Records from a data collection
[Start of Attachment]
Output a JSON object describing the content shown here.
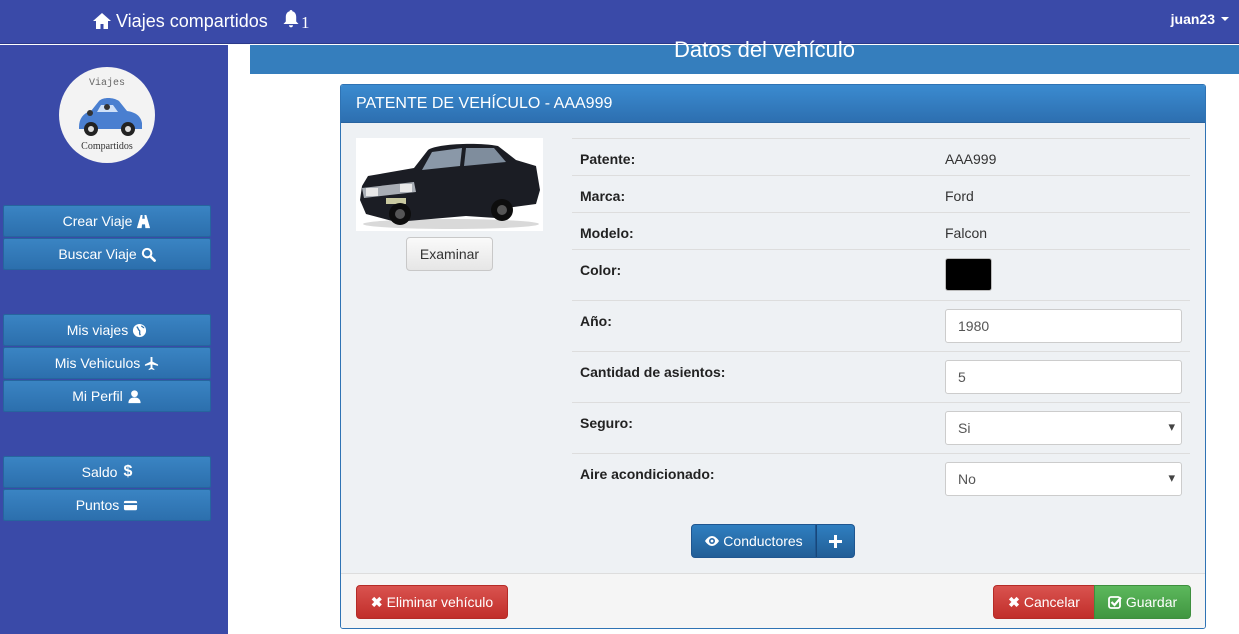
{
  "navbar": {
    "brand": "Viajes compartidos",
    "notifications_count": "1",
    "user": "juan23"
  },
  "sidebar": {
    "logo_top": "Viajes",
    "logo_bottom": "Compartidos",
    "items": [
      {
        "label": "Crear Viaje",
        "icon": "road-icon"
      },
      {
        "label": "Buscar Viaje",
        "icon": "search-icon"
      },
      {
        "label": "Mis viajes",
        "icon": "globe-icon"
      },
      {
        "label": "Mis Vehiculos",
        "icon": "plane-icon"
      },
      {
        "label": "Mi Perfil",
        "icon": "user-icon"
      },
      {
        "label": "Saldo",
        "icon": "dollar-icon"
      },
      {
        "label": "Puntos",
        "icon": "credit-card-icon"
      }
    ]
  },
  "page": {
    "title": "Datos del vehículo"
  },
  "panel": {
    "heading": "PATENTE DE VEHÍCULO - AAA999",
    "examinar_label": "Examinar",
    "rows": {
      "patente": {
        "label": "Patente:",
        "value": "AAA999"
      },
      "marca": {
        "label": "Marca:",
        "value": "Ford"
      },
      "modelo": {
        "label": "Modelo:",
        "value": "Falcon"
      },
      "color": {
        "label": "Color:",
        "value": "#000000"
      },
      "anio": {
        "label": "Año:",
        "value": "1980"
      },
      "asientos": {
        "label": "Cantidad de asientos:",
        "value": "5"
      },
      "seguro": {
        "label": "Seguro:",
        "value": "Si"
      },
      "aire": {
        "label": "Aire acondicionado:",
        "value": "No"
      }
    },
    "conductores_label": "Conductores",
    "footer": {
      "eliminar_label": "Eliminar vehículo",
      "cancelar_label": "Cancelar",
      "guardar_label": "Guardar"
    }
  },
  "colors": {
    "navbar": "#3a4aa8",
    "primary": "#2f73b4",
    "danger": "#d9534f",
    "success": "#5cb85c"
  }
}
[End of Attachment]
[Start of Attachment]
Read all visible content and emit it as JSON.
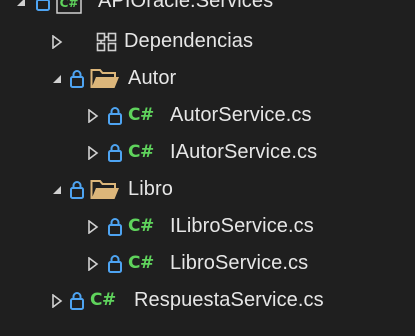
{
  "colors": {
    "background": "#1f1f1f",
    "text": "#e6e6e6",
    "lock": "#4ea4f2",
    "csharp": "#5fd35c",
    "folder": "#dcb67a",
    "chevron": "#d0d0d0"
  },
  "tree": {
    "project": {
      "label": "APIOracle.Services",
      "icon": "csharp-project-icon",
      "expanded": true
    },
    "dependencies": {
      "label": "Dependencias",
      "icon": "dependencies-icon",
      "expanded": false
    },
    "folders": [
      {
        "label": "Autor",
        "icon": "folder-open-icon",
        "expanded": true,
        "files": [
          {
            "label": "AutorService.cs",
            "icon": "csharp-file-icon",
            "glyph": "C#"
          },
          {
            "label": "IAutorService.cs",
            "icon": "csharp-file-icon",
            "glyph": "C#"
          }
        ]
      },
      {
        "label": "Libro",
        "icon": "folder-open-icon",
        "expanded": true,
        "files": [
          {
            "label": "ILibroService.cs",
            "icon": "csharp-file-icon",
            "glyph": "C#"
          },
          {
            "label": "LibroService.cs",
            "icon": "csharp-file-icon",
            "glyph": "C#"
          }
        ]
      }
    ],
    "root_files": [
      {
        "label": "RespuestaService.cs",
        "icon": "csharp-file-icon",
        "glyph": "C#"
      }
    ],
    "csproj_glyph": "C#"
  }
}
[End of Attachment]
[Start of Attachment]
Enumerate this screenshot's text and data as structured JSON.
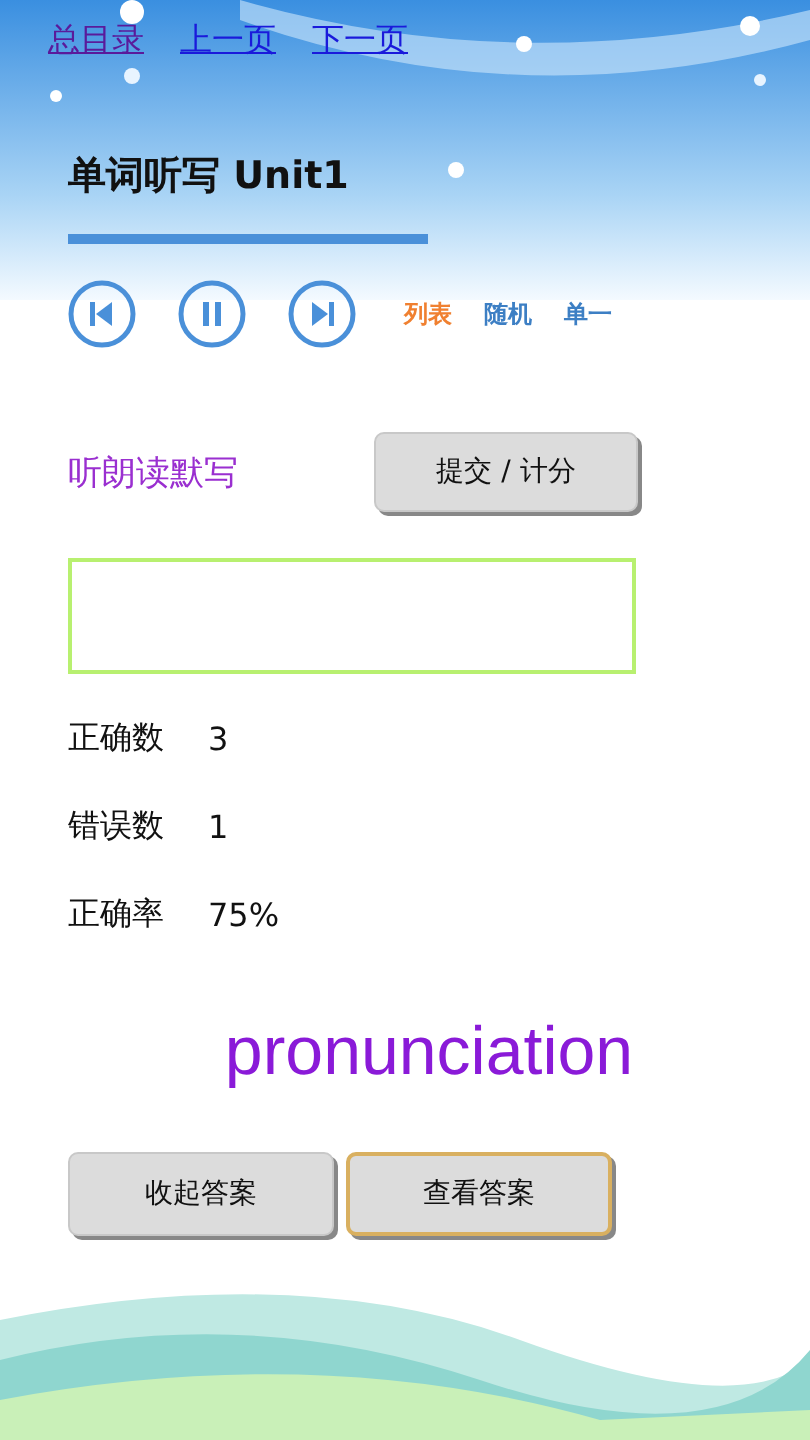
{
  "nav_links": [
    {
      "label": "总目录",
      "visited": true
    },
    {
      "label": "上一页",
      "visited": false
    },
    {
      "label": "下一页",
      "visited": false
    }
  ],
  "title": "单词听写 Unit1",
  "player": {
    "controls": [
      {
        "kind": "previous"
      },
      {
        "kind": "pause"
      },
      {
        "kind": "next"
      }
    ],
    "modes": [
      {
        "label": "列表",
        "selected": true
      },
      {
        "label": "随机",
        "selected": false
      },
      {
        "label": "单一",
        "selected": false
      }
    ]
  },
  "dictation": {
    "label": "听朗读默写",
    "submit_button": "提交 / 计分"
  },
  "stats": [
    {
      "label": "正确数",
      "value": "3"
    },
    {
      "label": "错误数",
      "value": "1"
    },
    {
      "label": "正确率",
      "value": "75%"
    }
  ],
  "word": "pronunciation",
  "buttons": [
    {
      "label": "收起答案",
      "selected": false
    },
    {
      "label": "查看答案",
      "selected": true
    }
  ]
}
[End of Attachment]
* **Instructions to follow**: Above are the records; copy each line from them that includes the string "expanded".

* **Solved exercise**:
      "expanded": true
      "expanded": false
        "expanded": true,
        "expanded": true,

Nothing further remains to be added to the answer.